There are a few things debtors can do before filing bankruptcy that can end up hurting their bankruptcy case. In some cases, those actions taken before filing for bankruptcy can result in the loss of property or not receiving a discharge.
If you are having financial problems, it may seem logical to sell items for cash, which you can use to pay your bills. However, selling or transferring property right before filing bankruptcy can cause problems with your bankruptcy case, as well as for the people who received those items.
Transfers before Filing for Bankruptcy
Bankruptcy laws prohibit debtors from disposing of assets before filing bankruptcy for less than fair market value. “Transfers of property” include selling assets or giving them away. If a debtor sells an asset before filing bankruptcy, the trustee appointed to administer the case will investigate the transfer to determine if the transfer was fraudulent. A fraudulent transfer is one in which the debtor gave the property away for no value or sold the property for less than the property is worth.
For example, if you own a boat that is worth $5,000 but sold the boat for $1,000 two months before filing bankruptcy, a Chapter 7 trustee has the right to sue the buyer to void the transfer. The trustee will then sell the property and use the money to pay your creditors. In a Chapter 13 case, the trustee will not void the transfer; however, you will be required to pay the difference between the sales price and the value of the item to your unsecured creditors through your bankruptcy plan. This will increase the amount of your monthly payments.
Another example of a fraudulent transfer is when a debtor gives his boat to a relative to “hold” during the bankruptcy so that the trustee will not sell the boat in order to pay creditors. The trustee will void the transfer and take the boat. Giving away your property to hide it from the bankruptcy trustee is a bankruptcy crime that is punishable by fines and possible jail time.

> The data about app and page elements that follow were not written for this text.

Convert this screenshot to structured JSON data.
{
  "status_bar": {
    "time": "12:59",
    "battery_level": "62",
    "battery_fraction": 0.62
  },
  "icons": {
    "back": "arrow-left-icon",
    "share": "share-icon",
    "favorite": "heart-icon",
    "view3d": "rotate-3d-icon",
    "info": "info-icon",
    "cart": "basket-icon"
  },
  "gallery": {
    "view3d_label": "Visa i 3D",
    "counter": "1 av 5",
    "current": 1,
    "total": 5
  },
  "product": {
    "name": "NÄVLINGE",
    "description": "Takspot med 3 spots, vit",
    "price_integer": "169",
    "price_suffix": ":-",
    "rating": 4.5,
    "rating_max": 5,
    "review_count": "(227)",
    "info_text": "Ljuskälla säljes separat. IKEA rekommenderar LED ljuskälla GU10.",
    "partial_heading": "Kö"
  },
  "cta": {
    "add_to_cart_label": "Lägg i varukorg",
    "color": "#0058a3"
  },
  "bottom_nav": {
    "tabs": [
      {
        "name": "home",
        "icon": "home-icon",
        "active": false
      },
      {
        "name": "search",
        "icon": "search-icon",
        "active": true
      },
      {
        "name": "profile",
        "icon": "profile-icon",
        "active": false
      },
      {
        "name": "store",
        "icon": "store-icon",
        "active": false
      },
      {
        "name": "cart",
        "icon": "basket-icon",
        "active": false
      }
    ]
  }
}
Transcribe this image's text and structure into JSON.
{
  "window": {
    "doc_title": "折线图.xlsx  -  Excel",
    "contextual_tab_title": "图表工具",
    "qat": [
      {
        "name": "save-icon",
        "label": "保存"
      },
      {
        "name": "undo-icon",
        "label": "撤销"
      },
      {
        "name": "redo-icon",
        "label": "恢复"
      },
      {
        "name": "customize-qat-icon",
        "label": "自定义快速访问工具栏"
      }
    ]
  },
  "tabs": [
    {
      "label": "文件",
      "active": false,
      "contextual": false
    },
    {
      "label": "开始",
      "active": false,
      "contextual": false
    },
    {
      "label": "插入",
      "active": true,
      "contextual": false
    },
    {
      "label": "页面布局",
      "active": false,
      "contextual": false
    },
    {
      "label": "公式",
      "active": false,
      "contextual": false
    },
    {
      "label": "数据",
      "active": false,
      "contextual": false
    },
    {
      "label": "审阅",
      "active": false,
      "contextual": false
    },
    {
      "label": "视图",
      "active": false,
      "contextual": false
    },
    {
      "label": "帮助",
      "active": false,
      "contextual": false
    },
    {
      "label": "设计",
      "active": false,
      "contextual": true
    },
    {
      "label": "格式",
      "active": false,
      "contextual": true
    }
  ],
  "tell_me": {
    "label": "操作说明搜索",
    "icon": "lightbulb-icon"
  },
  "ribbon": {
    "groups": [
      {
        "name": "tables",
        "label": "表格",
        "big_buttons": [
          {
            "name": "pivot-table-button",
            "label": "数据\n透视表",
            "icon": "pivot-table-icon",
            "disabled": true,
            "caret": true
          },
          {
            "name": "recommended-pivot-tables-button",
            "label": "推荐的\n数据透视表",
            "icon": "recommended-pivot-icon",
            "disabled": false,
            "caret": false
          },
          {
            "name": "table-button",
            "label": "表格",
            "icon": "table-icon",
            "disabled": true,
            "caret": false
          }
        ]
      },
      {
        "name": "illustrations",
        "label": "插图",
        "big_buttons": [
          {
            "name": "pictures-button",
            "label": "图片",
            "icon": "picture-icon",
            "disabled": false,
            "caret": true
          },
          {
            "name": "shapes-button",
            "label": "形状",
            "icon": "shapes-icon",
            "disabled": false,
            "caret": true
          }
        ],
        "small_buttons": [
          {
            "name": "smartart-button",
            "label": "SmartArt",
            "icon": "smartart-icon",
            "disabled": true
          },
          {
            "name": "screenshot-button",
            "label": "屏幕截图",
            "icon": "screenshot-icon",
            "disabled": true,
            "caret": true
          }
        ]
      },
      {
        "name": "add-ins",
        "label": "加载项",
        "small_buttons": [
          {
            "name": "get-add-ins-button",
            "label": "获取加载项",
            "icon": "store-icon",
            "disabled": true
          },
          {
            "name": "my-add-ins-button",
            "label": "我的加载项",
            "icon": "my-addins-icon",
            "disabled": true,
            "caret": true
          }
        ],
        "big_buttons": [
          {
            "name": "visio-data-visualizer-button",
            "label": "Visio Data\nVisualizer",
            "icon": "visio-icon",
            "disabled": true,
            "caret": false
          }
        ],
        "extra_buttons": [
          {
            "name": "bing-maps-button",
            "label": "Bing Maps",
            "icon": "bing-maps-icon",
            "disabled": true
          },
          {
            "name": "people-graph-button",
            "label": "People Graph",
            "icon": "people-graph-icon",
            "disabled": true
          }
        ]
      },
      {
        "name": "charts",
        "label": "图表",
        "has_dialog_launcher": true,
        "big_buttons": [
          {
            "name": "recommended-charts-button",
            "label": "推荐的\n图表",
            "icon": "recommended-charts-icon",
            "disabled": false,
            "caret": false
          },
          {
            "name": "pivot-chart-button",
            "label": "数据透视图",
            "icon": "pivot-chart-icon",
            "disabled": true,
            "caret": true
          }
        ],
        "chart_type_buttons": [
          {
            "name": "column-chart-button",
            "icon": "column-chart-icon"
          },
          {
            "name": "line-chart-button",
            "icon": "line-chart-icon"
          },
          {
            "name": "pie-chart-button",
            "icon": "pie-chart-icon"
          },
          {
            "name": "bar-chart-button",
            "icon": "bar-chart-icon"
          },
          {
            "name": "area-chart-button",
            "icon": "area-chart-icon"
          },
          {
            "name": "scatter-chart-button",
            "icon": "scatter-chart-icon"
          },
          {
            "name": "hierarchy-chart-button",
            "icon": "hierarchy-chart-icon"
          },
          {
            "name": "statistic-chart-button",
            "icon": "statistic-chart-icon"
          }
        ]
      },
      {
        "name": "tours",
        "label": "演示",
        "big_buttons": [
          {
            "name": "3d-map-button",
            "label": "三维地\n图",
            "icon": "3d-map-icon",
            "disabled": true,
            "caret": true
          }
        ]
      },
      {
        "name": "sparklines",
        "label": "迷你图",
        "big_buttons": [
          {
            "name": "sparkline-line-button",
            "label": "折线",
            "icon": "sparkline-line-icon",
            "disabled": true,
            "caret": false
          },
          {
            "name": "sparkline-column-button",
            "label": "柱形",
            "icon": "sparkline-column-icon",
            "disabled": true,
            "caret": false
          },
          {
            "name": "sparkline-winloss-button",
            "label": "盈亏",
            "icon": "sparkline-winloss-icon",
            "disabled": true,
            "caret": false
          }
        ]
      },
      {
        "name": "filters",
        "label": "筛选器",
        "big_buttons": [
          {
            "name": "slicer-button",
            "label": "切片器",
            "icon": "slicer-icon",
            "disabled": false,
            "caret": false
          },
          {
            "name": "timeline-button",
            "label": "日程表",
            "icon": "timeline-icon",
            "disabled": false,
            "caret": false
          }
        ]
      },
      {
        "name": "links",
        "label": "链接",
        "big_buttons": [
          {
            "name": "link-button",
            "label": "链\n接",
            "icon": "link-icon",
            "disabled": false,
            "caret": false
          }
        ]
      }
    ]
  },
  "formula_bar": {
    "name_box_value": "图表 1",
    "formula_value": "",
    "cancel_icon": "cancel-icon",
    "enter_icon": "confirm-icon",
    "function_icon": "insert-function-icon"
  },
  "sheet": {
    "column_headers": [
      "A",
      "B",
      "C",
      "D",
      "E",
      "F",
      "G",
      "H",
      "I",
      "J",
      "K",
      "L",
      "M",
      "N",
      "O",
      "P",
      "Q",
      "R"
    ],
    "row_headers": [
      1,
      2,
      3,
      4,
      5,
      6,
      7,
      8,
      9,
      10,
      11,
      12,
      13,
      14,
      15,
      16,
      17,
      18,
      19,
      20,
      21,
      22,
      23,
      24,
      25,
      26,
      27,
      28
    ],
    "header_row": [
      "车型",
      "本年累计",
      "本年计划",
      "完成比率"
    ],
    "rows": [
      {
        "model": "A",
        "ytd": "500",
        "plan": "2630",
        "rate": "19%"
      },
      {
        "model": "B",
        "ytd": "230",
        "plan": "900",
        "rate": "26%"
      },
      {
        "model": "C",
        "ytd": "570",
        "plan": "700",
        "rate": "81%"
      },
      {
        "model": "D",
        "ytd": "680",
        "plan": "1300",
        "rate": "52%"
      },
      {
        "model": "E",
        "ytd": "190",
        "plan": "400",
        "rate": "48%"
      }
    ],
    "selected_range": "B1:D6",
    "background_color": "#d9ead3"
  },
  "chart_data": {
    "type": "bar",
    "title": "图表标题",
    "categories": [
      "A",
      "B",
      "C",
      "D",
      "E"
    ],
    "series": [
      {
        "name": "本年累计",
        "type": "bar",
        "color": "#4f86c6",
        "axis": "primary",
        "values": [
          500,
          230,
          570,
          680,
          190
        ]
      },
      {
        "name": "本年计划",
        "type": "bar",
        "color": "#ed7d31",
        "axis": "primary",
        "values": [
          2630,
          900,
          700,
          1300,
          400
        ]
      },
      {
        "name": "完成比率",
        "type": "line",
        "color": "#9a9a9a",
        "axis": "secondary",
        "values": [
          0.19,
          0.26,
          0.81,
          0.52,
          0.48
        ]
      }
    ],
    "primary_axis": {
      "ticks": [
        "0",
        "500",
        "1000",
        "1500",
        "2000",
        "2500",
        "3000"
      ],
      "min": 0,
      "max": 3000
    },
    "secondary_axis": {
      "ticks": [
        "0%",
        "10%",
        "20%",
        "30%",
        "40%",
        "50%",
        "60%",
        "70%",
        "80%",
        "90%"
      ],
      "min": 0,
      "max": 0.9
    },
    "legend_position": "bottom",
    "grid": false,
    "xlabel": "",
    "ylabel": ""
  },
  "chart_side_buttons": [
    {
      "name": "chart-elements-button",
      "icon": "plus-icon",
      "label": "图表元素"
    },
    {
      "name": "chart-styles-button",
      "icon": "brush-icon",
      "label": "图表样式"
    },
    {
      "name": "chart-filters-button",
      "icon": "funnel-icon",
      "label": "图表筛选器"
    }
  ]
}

Is There a Right Way to Sell Property Before Filing for Bankruptcy?
You can sell property before filing bankruptcy; however, you must make sure that the property is sold for the fair market value. If you sell any assets before filing for bankruptcy, you must report the transfer on your bankruptcy schedules and account for the money you received for the sale.
If you used the money for pleasure (i.e. a two-week Hawaiian vacation) instead of toward your debt or essential living expenses, this may be viewed as an abuse of the bankruptcy process. However, if you use the funds received from the sale to pay normal living expenses (i.e. rent, mortgage payments, car repairs, clothing, food, etc.), it may be acceptable to sell an item before bankruptcy. However, you must be careful to document exactly how the money was used.
You are also not permitted to use that money to repay relatives within one year of filing bankruptcy. This is considered a preference. The trustee will demand that your relative turn over the money to the bankruptcy trustee. If your relative refuses to return the money to the trustee, the trustee will sue your relative through the bankruptcy court to recover the money you paid him or her. If you want to repay your relative, you must wait until after your bankruptcy case is closed.
Consult a Bankruptcy Attorney before Selling Assets or Giving Items Away
If you are struggling financially and considering bankruptcy as an option, you should consult with a bankruptcy attorney before making any decisions to dispose of assets. Your attorney can help you plan a strategy that will be in your best interests. If you are selling an asset, your attorney can advise you how this will affect your bankruptcy filing and how you should use the money you receive from the sale.
If you have sold an asset recently, you can still file a bankruptcy case. This area of bankruptcy law can be complex and involves many elements; having an attorney on your side will make this process much easier.
Help through Your Bankruptcy Process
If you are struggling with paying bills and supporting your family, you can find relief through bankruptcy. Contrary to popular belief, many debtors don’t lose any assets through filing bankruptcy – this is a common misconception. So, before you begin selling your property, schedule a free consultation with us and we can help you determine the best plan of action.